The answer is all of the entries below, repeated exactly and free of pictures.
--- Provided entries Enclosed Below ---
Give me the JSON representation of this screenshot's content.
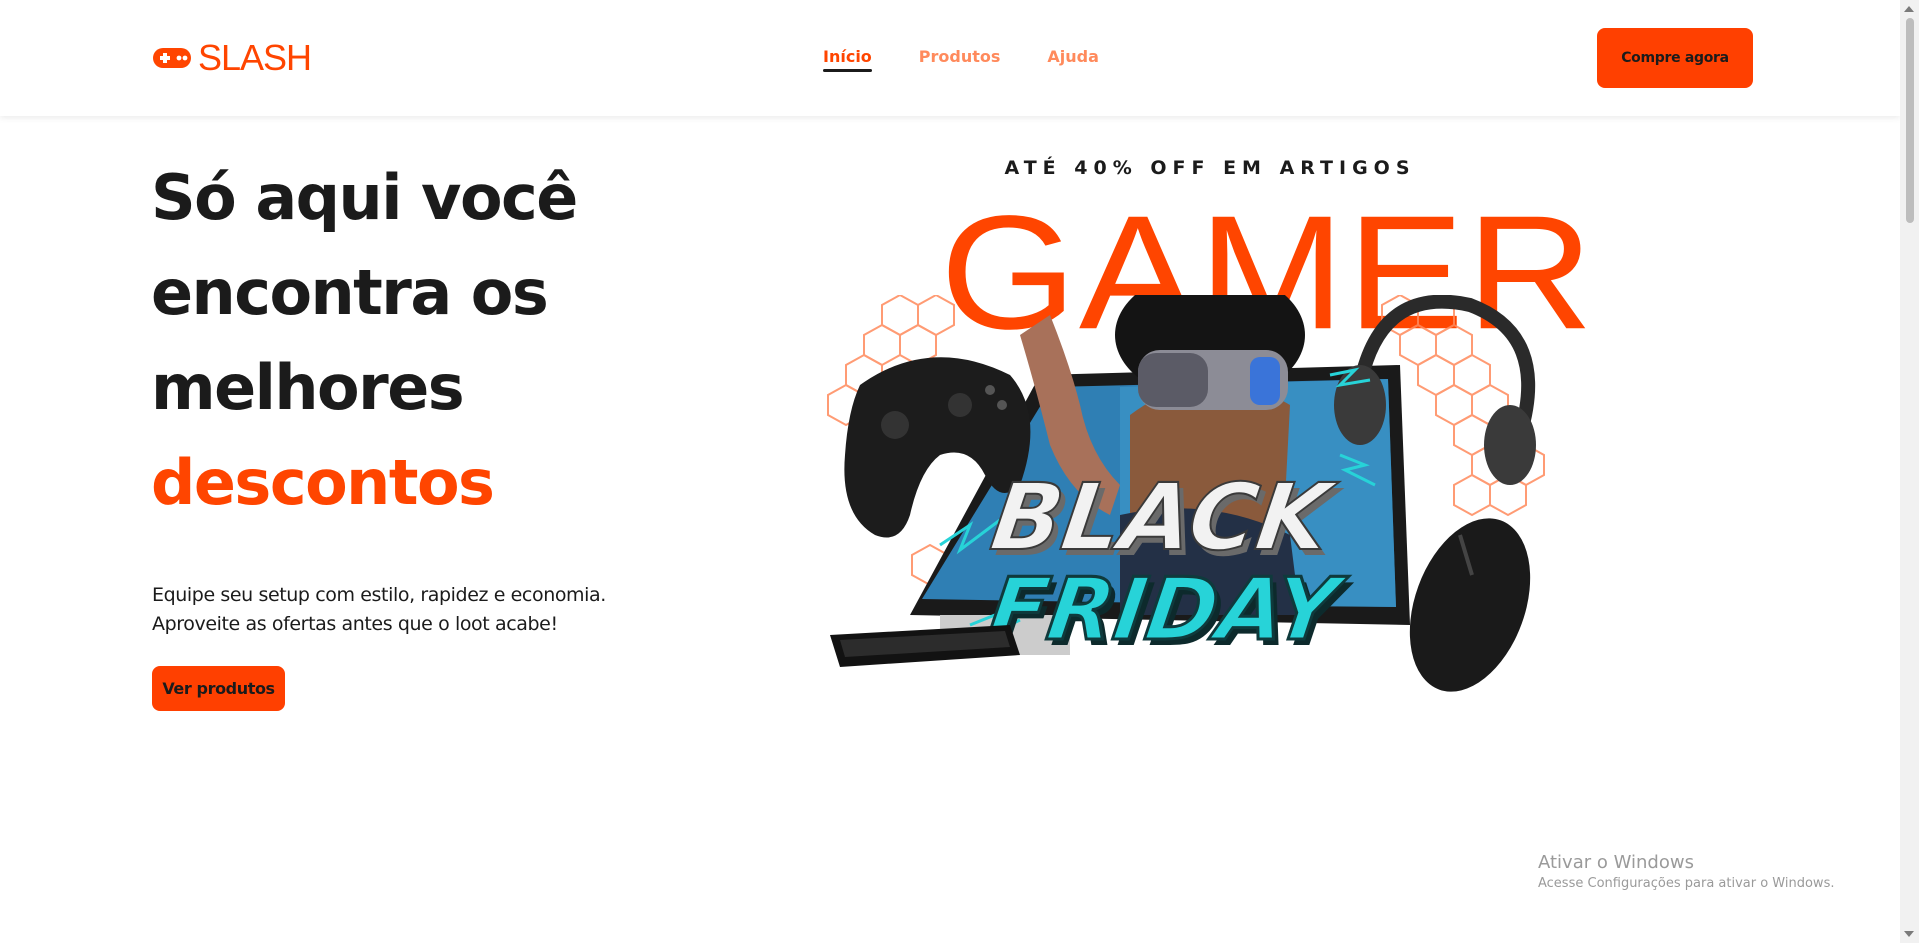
{
  "header": {
    "logo_text": "SLASH",
    "nav": [
      {
        "label": "Início",
        "active": true
      },
      {
        "label": "Produtos",
        "active": false
      },
      {
        "label": "Ajuda",
        "active": false
      }
    ],
    "cta_label": "Compre agora"
  },
  "hero": {
    "title_lines": [
      "Só aqui você",
      "encontra os",
      "melhores"
    ],
    "title_accent": "descontos",
    "description_lines": [
      "Equipe seu setup com estilo, rapidez e economia.",
      "Aproveite as ofertas antes que o loot acabe!"
    ],
    "button_label": "Ver produtos"
  },
  "promo": {
    "tagline": "ATÉ 40% OFF EM ARTIGOS",
    "headline": "GAMER",
    "badge_line1": "BLACK",
    "badge_line2": "FRIDAY"
  },
  "watermark": {
    "title": "Ativar o Windows",
    "subtitle": "Acesse Configurações para ativar o Windows."
  },
  "colors": {
    "brand": "#ff4500",
    "text": "#1b1b1b",
    "nav_inactive": "#ff8a5c",
    "badge_cyan": "#27d3d8"
  },
  "icons": [
    "gamepad-logo-icon",
    "controller-icon",
    "headphones-icon",
    "vr-headset-icon",
    "monitor-icon",
    "keyboard-icon",
    "mouse-icon"
  ]
}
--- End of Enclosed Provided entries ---
Result for this exercise >>
Give me the JSON representation of this screenshot's content.
{
  "header": {
    "logo_text": "SLASH",
    "nav": [
      {
        "label": "Início",
        "active": true
      },
      {
        "label": "Produtos",
        "active": false
      },
      {
        "label": "Ajuda",
        "active": false
      }
    ],
    "cta_label": "Compre agora"
  },
  "hero": {
    "title_lines": [
      "Só aqui você",
      "encontra os",
      "melhores"
    ],
    "title_accent": "descontos",
    "description_lines": [
      "Equipe seu setup com estilo, rapidez e economia.",
      "Aproveite as ofertas antes que o loot acabe!"
    ],
    "button_label": "Ver produtos"
  },
  "promo": {
    "tagline": "ATÉ 40% OFF EM ARTIGOS",
    "headline": "GAMER",
    "badge_line1": "BLACK",
    "badge_line2": "FRIDAY"
  },
  "watermark": {
    "title": "Ativar o Windows",
    "subtitle": "Acesse Configurações para ativar o Windows."
  },
  "colors": {
    "brand": "#ff4500",
    "text": "#1b1b1b",
    "nav_inactive": "#ff8a5c",
    "badge_cyan": "#27d3d8"
  },
  "icons": [
    "gamepad-logo-icon",
    "controller-icon",
    "headphones-icon",
    "vr-headset-icon",
    "monitor-icon",
    "keyboard-icon",
    "mouse-icon"
  ]
}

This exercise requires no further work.